metakinesis

met·a·ki·ne·sis

, metakinesia (met'ă-ki-nē'sis, -ki-nē'sē-ă),
Moving apart; the separation of the two chromatids of each chromosome and their movement to opposite poles in the anaphase of mitosis.
[meta- + G. kinēsis, movement]

metakinesis

The process in which the chromatids of a chromosome are separated and migrate toward the spindle poles during mitosis; anaphase.

met·a·ki·ne·sis

, metakinesia (met'ă-ki-nē'sis, -sē-ă)
Moving apart; the separation of the two chromatids of each chromosome and their movement to opposite poles in the anaphase of mitosis.
[meta- + G. kinēsis, movement]

metakinesis

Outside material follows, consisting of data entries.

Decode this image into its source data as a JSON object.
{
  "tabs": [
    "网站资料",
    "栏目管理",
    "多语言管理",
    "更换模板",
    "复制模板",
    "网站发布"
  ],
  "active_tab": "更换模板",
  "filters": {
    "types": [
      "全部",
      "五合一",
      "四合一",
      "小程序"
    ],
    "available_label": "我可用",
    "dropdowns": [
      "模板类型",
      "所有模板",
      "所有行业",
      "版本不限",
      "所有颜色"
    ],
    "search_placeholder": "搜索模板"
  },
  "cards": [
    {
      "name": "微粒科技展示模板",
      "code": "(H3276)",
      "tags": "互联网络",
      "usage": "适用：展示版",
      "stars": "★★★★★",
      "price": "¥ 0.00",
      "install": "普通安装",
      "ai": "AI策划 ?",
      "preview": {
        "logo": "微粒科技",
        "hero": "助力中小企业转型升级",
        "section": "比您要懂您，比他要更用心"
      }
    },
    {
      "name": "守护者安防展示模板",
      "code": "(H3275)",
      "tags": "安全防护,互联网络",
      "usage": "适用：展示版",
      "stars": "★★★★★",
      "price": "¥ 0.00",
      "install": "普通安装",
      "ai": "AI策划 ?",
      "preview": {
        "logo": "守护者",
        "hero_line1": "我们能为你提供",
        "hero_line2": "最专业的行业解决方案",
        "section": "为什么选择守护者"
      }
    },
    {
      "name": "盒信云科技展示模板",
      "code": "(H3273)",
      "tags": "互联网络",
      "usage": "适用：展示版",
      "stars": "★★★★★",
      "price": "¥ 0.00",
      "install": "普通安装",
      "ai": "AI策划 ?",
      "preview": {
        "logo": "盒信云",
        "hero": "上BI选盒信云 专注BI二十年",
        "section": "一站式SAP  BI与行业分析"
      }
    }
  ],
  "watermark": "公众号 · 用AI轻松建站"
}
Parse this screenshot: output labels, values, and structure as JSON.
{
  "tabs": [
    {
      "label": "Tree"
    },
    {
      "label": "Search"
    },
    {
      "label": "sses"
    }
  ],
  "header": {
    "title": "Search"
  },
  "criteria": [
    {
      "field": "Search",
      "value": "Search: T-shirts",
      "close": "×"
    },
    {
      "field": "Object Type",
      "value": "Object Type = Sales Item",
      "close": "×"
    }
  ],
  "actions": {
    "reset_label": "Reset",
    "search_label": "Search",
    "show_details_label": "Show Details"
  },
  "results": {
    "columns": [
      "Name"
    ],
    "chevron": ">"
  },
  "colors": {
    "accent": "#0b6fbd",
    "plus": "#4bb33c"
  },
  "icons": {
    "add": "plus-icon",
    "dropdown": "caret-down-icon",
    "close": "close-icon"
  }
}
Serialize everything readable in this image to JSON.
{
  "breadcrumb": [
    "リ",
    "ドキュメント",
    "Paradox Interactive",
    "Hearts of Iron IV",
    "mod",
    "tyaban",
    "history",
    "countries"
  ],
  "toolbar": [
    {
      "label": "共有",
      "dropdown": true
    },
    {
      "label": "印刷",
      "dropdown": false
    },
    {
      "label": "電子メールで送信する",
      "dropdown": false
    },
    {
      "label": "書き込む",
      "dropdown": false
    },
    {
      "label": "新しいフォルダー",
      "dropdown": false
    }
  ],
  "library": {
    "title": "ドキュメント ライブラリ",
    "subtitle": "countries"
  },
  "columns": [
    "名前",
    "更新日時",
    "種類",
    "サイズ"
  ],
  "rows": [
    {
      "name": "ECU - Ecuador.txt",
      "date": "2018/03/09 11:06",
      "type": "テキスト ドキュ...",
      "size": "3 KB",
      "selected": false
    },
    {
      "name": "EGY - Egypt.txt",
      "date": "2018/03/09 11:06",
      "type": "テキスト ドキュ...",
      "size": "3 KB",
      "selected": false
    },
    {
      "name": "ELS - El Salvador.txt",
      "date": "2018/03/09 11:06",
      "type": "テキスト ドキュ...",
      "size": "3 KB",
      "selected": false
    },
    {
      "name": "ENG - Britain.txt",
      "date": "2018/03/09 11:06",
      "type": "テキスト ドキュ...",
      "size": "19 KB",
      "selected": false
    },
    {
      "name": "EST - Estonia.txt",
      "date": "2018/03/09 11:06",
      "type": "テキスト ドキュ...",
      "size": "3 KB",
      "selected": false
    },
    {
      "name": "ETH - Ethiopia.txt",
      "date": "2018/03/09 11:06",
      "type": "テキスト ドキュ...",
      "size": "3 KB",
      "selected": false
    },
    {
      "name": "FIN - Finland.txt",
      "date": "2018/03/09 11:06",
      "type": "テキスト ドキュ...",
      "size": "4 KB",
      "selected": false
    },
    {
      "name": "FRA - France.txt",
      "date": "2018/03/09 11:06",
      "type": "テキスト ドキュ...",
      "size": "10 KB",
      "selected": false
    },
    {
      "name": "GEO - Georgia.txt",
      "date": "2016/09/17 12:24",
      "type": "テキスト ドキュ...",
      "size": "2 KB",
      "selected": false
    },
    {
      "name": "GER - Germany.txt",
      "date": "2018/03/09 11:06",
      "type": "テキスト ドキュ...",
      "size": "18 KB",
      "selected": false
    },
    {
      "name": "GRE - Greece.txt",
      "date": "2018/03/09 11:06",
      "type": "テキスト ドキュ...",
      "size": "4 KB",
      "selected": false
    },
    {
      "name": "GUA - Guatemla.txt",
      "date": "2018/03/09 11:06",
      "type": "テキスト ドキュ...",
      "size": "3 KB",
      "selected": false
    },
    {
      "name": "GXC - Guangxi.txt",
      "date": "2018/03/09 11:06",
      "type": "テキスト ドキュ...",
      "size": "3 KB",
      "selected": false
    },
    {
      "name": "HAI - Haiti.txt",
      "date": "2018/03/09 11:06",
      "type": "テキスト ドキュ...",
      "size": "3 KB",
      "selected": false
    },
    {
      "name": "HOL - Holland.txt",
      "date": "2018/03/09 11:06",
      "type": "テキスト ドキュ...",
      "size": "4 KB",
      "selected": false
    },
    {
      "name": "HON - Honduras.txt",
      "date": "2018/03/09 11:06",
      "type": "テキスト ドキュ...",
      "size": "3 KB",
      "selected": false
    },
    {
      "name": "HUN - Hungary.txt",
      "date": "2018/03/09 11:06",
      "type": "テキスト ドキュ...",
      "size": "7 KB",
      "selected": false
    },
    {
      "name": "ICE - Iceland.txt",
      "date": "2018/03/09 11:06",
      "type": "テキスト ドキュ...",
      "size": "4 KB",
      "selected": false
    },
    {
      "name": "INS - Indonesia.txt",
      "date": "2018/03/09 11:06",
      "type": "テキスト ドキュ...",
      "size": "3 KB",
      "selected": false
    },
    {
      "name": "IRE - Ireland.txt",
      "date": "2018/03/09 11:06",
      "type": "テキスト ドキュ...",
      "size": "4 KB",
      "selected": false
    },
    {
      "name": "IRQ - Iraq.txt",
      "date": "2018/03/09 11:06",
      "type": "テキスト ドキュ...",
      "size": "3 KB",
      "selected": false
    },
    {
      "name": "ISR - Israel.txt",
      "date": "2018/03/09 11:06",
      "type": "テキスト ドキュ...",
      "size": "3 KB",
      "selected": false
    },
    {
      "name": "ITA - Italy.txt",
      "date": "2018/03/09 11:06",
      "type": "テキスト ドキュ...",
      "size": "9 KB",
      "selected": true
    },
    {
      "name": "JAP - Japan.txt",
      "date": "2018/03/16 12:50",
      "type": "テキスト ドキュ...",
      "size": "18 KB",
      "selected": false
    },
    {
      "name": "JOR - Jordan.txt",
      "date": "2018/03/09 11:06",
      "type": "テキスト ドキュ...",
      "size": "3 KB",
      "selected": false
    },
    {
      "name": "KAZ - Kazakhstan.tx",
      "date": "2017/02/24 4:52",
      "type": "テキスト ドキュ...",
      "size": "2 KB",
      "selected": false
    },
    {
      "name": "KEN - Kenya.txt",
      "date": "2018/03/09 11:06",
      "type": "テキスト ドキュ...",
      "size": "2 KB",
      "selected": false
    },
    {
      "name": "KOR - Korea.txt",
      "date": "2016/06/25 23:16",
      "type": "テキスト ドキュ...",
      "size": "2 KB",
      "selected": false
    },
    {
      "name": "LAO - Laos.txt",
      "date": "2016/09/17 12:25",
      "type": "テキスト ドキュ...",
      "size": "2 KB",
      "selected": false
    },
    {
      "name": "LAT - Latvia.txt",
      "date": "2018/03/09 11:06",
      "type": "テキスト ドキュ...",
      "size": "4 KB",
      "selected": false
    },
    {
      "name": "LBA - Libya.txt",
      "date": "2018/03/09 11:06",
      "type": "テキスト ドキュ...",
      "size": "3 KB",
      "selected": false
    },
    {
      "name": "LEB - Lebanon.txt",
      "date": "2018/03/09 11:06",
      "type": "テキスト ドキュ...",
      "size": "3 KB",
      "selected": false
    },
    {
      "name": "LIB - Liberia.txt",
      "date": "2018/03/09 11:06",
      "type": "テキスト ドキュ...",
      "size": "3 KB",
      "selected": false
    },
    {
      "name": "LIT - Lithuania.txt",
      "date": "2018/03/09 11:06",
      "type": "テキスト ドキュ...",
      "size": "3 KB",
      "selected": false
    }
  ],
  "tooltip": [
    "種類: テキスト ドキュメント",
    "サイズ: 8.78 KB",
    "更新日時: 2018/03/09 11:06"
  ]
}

(mĕt″ă-kĭ-nē′sĭs)
Moving apart, esp. the moving of the two chromatids of each chromosome away from each other as they move to opposite poles in the anaphase of mitosis.
References in periodicals archive ?
Through the process of what she calls "metakinesis," one learns to sense and respond to "bodily and emotional states" as if they indicated the real presence of God.
Metakinesis: How God becomes intimate in contemporary U.S.
Finally, John Martin's term metakinesis, the transference of energy between the dancer and spectator, connects dance to Kristeva's chora.
From there, we need to connect the chora of the dancer through geno-dance to the spectator; metakinesis offers this possibility.
The geno-dance reaches the spectator through metakinesis. The dancer communicates with the spectator on both the physical and the psychic level.
"Metakinesis." In Roger Copeland and Marshall Cohen, eds., What is Dance: 23-24.